Tuesday, May 01, 2012

May Day (very much more is at Wilson's Almanac, much of it new. this year.)

1891 "The first May Day processions and demonstrations were held in Australia during the 1891 Shearers strike in Barcoldine [sic: Barcaldine – PW] and Ipswich in Queensland. Over 1,000 people took part in Barcoldine demonstrations, over 600 were mounted on horseback. The May Day procession was led by four of the leaders of the Shearers strike, they were followed by the Odd Fellows Band. Behind the band, the shearers and their supporters marched behind the Australian Labor Federation banner. Eureka flags were flown, possibly the first time since 1856, by participants in the first May Day march. The end of the demonstration was brought up by a wagon driven by a shearer, in which a young woman vigorously waved a Young Australia flag."   Source
Wikipedia says: One of the first Mayday marches in the world took place during the strike on May 1, 1891 in Barcaldine. The Sydney Morning Herald reported that 1340 men took part of whom 618 were mounted on horse. Banners carried included those of the Australian Labor Federation, the Shearers' and Carriers' Unions, and one inscribed 'Young Australia'. The leaders wore blue sashes and the Eureka Flag was carried. The "Labor Bulletin" reported that cheers were given for "the Union", "the Eight-hour day", "the Strike Committee" and "the boys in gaol". It reported the march:
"In the procession every civilised country was represented doing duty for the Russian, Swede, French, Dane etc, who are germane to him in other climes, showing that Labor's cause is one the world over, foreshadowing the time when the swords shall be turned into ploughshares and Liberty, Peace and Friendship will knit together the nations of the earth."
This is Eight-hours day in Queensland, and the unionists in the district took advantage of the occasion to make a demonstration ...
  The feature of to-day has been the great demonstration by the unionists, in which 1340 took part. Of this number 618 were mounted. Not included in the count was the Oddfellows' band, which headed the procession.
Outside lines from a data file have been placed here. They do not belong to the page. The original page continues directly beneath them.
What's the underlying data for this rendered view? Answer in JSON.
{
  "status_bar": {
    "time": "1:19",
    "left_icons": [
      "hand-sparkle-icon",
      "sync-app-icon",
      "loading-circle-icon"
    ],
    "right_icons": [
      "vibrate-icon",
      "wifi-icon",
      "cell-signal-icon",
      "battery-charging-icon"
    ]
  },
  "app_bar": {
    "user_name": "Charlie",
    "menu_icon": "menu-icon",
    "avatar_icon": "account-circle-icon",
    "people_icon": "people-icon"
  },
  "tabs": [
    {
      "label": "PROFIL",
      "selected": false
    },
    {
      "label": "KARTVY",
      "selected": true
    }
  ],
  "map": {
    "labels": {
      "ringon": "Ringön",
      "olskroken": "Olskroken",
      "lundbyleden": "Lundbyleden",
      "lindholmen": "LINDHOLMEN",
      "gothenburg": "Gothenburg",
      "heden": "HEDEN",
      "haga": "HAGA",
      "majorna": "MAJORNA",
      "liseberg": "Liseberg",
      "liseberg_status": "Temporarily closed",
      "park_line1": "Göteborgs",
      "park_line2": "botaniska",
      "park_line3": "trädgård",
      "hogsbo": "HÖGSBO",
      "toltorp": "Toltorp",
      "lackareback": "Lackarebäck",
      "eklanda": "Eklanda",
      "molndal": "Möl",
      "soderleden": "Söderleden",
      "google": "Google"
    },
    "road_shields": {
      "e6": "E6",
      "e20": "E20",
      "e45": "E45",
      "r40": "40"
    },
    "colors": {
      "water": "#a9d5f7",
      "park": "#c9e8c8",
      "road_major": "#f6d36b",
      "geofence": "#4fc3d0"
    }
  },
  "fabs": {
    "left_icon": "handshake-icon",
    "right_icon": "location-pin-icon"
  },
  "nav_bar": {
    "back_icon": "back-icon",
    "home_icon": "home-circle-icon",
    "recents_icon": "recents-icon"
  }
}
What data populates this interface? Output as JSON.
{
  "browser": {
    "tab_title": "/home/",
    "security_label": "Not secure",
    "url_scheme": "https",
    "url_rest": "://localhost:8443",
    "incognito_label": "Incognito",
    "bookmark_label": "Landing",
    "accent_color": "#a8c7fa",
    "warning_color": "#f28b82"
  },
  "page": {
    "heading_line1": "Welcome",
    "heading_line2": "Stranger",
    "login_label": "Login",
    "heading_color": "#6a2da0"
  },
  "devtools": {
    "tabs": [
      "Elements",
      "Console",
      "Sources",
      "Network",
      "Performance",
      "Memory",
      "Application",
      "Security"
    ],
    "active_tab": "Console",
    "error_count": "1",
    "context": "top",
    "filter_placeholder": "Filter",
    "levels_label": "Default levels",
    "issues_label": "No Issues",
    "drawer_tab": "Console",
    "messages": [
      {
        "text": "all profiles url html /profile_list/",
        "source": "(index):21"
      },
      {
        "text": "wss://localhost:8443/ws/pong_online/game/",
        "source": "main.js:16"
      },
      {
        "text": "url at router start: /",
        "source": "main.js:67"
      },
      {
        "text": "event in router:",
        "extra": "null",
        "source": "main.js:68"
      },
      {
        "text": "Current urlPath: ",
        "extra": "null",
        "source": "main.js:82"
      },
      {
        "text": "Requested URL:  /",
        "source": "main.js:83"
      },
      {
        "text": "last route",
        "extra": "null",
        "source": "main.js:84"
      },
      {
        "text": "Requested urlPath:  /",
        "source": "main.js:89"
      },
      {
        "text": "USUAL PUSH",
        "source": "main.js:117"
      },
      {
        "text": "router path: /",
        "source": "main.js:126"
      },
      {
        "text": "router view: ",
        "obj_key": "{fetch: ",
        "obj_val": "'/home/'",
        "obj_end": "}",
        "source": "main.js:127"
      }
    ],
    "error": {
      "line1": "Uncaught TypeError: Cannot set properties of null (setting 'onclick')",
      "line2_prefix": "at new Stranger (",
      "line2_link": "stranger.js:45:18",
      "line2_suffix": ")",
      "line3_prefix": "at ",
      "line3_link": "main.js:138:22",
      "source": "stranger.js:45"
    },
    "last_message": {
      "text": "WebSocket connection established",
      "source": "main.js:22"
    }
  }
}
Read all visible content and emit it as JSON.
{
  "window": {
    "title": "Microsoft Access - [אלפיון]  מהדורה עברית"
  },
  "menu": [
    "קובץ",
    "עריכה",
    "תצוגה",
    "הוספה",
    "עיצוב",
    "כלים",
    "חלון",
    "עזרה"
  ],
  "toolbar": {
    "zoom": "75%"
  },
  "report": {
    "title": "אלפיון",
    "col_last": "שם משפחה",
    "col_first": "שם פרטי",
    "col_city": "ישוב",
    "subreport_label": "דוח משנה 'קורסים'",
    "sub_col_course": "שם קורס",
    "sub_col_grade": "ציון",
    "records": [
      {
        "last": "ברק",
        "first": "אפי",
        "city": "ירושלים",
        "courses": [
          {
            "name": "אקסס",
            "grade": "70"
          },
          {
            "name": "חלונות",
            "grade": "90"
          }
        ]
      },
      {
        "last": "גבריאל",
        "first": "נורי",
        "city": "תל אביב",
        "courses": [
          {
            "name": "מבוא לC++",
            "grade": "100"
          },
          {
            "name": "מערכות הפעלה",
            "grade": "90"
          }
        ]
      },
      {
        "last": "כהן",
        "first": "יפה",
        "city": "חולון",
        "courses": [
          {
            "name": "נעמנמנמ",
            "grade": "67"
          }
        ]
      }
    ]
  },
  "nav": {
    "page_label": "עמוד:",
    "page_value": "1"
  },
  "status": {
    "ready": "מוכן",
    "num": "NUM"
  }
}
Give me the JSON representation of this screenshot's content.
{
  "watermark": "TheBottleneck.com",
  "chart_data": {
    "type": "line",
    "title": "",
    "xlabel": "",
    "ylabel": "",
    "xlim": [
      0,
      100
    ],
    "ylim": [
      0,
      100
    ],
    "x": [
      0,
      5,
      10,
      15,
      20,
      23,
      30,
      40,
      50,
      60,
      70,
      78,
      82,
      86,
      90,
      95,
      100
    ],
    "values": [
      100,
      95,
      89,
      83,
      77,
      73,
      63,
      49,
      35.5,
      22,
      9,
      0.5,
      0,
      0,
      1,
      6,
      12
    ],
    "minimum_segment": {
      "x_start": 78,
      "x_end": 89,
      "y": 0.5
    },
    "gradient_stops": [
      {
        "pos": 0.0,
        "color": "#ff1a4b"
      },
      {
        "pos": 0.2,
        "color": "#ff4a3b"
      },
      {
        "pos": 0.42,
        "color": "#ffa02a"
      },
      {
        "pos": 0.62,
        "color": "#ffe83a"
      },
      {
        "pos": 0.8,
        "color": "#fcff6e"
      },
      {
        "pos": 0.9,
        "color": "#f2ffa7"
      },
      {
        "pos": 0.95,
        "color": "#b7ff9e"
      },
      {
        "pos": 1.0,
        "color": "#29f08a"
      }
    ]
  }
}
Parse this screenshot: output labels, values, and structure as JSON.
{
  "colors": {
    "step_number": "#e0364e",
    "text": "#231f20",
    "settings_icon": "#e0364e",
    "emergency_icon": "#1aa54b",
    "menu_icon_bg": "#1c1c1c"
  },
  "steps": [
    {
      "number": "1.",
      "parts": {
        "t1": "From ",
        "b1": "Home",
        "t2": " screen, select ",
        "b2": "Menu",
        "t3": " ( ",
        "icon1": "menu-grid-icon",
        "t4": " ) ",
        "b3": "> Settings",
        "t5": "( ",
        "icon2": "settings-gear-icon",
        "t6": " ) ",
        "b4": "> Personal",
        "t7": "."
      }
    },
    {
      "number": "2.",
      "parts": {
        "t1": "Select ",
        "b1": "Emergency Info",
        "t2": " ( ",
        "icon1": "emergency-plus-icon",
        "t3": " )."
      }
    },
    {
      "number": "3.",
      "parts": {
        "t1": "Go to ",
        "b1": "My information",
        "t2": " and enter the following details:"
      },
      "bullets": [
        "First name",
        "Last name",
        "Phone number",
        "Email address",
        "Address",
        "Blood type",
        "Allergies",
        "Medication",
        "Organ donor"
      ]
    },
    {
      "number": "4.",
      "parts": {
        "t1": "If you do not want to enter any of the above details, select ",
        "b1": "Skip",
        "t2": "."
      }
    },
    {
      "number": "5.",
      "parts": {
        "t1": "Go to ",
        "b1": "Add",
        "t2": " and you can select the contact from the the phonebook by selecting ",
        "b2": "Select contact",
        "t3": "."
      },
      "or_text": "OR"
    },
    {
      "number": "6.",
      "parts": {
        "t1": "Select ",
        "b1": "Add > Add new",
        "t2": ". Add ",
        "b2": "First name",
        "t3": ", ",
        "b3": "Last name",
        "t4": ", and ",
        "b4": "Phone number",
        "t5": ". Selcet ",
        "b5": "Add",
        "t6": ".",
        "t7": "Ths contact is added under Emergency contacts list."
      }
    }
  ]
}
Then came the banner of the Australian Labour Federation and the men carrying samples of the trades in which they were employed ...

Sydney Morning Herald, May 2, 1891


Post a Comment

<< Home

eXTReMe Tracker